■ **Your task**
Reproduce the listing in full, pictures excluded.

■ **Extracted records**
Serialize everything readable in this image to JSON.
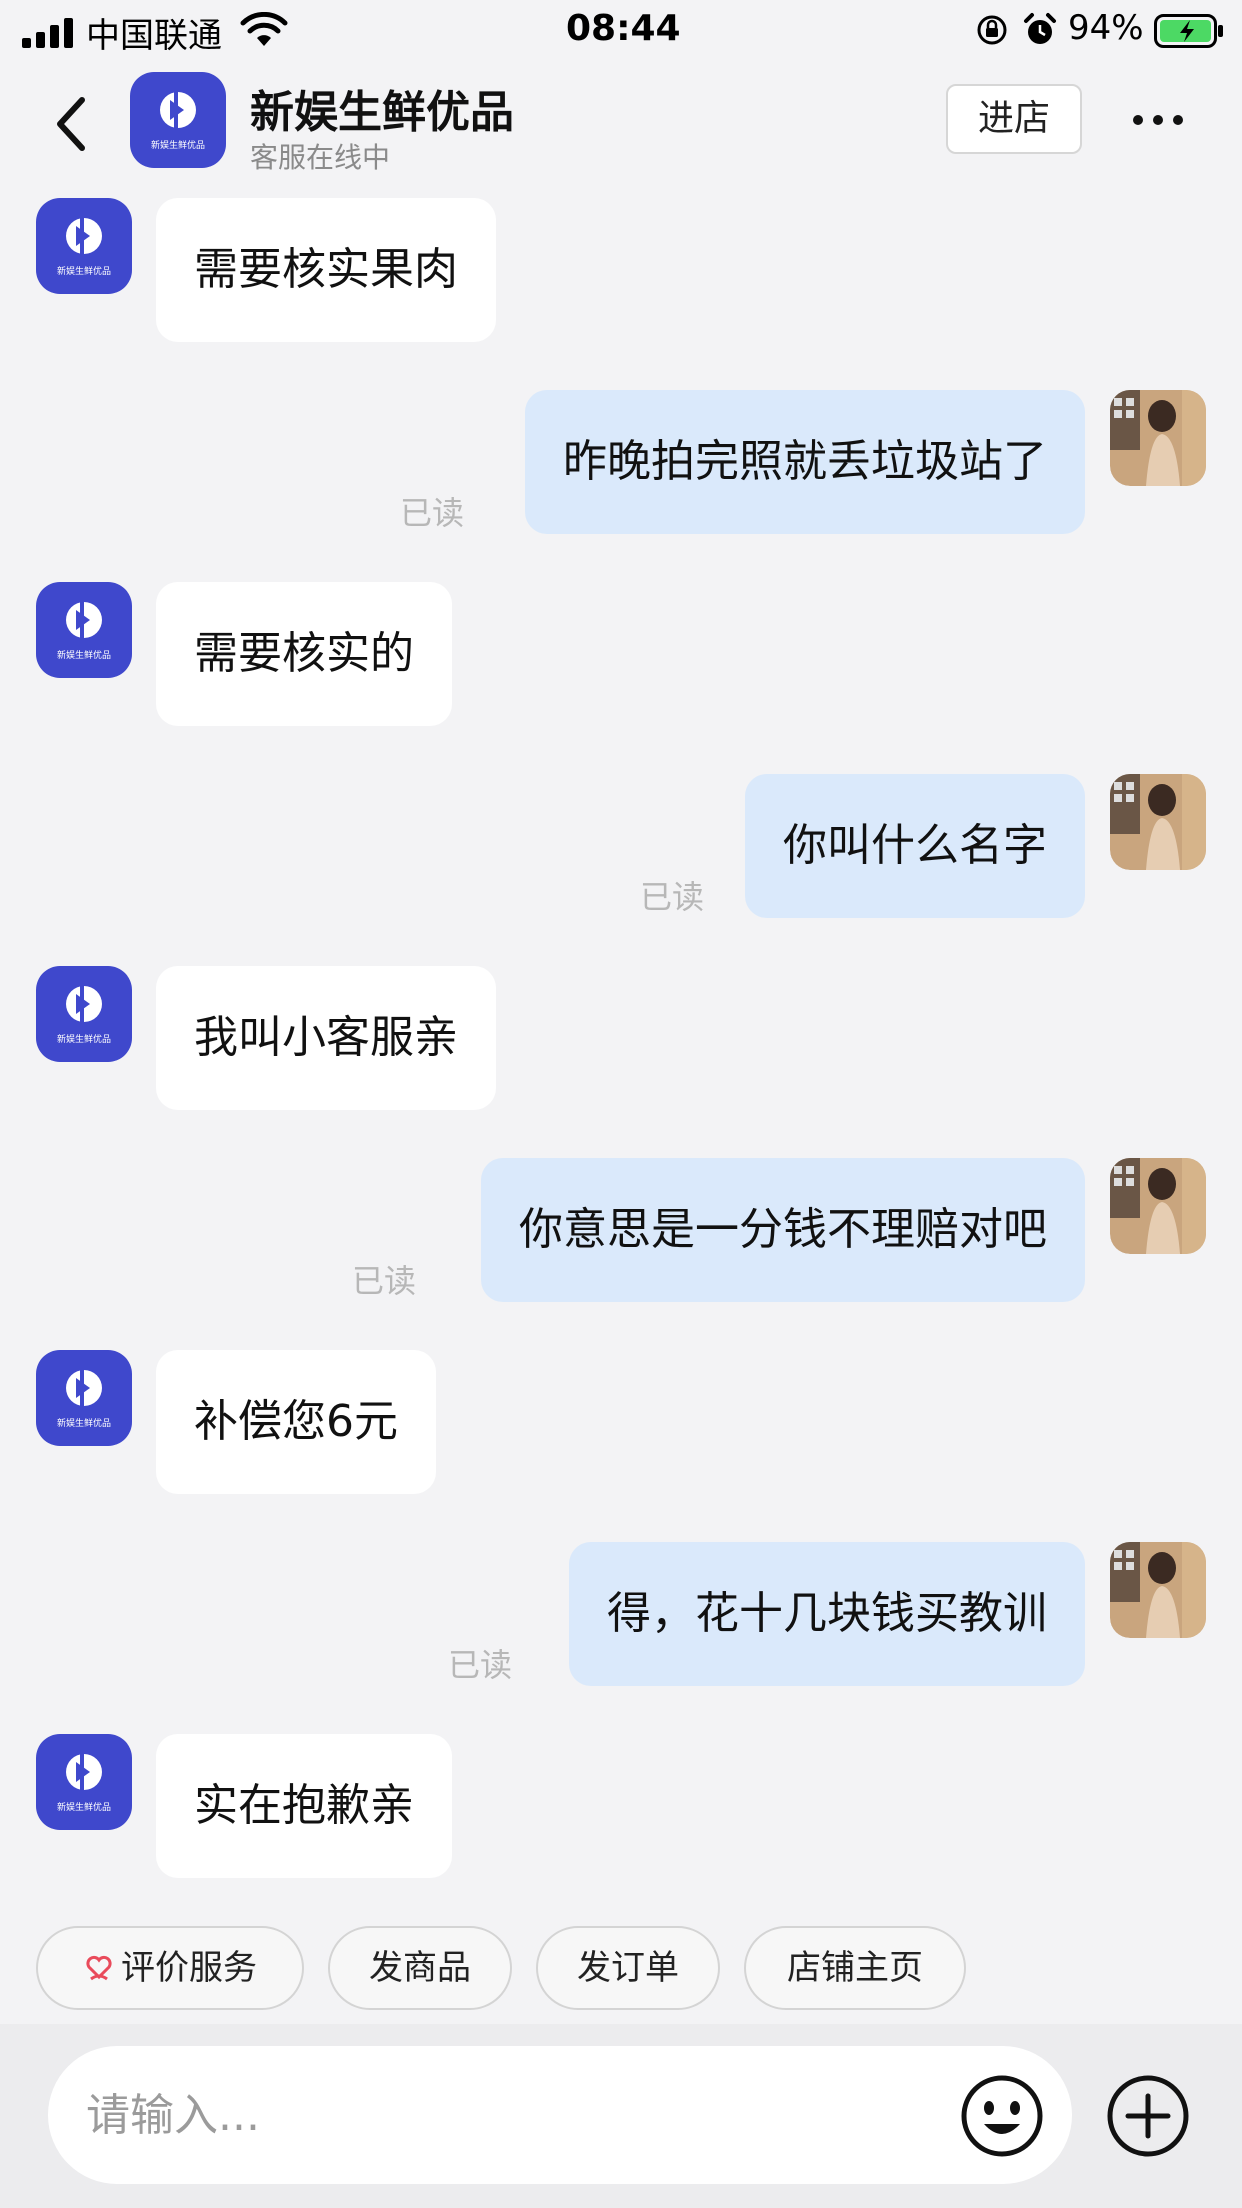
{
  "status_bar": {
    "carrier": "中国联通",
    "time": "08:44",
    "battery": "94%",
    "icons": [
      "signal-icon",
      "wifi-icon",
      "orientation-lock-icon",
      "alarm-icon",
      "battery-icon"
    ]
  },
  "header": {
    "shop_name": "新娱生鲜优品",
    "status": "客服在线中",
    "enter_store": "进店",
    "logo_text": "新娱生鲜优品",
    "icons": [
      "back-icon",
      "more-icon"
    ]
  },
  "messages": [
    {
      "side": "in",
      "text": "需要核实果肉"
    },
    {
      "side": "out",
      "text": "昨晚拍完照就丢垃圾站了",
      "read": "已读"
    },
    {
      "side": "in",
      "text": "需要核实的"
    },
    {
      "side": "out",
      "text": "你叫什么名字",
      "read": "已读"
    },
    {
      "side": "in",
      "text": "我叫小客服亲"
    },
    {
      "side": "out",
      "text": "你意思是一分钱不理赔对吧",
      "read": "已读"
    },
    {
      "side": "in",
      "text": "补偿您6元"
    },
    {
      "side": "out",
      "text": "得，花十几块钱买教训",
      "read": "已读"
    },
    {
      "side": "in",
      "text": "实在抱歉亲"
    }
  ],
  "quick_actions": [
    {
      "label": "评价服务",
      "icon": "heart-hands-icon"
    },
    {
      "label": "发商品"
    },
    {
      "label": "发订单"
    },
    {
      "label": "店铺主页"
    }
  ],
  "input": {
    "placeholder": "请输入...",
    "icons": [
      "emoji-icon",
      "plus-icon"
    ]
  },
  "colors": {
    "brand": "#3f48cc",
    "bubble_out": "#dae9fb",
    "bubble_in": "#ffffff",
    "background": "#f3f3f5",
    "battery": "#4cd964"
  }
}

■ **Result for this exercise**
Serialize everything readable in this image to JSON.
{
  "status_bar": {
    "carrier": "中国联通",
    "time": "08:44",
    "battery": "94%",
    "icons": [
      "signal-icon",
      "wifi-icon",
      "orientation-lock-icon",
      "alarm-icon",
      "battery-icon"
    ]
  },
  "header": {
    "shop_name": "新娱生鲜优品",
    "status": "客服在线中",
    "enter_store": "进店",
    "logo_text": "新娱生鲜优品",
    "icons": [
      "back-icon",
      "more-icon"
    ]
  },
  "messages": [
    {
      "side": "in",
      "text": "需要核实果肉"
    },
    {
      "side": "out",
      "text": "昨晚拍完照就丢垃圾站了",
      "read": "已读"
    },
    {
      "side": "in",
      "text": "需要核实的"
    },
    {
      "side": "out",
      "text": "你叫什么名字",
      "read": "已读"
    },
    {
      "side": "in",
      "text": "我叫小客服亲"
    },
    {
      "side": "out",
      "text": "你意思是一分钱不理赔对吧",
      "read": "已读"
    },
    {
      "side": "in",
      "text": "补偿您6元"
    },
    {
      "side": "out",
      "text": "得，花十几块钱买教训",
      "read": "已读"
    },
    {
      "side": "in",
      "text": "实在抱歉亲"
    }
  ],
  "quick_actions": [
    {
      "label": "评价服务",
      "icon": "heart-hands-icon"
    },
    {
      "label": "发商品"
    },
    {
      "label": "发订单"
    },
    {
      "label": "店铺主页"
    }
  ],
  "input": {
    "placeholder": "请输入...",
    "icons": [
      "emoji-icon",
      "plus-icon"
    ]
  },
  "colors": {
    "brand": "#3f48cc",
    "bubble_out": "#dae9fb",
    "bubble_in": "#ffffff",
    "background": "#f3f3f5",
    "battery": "#4cd964"
  }
}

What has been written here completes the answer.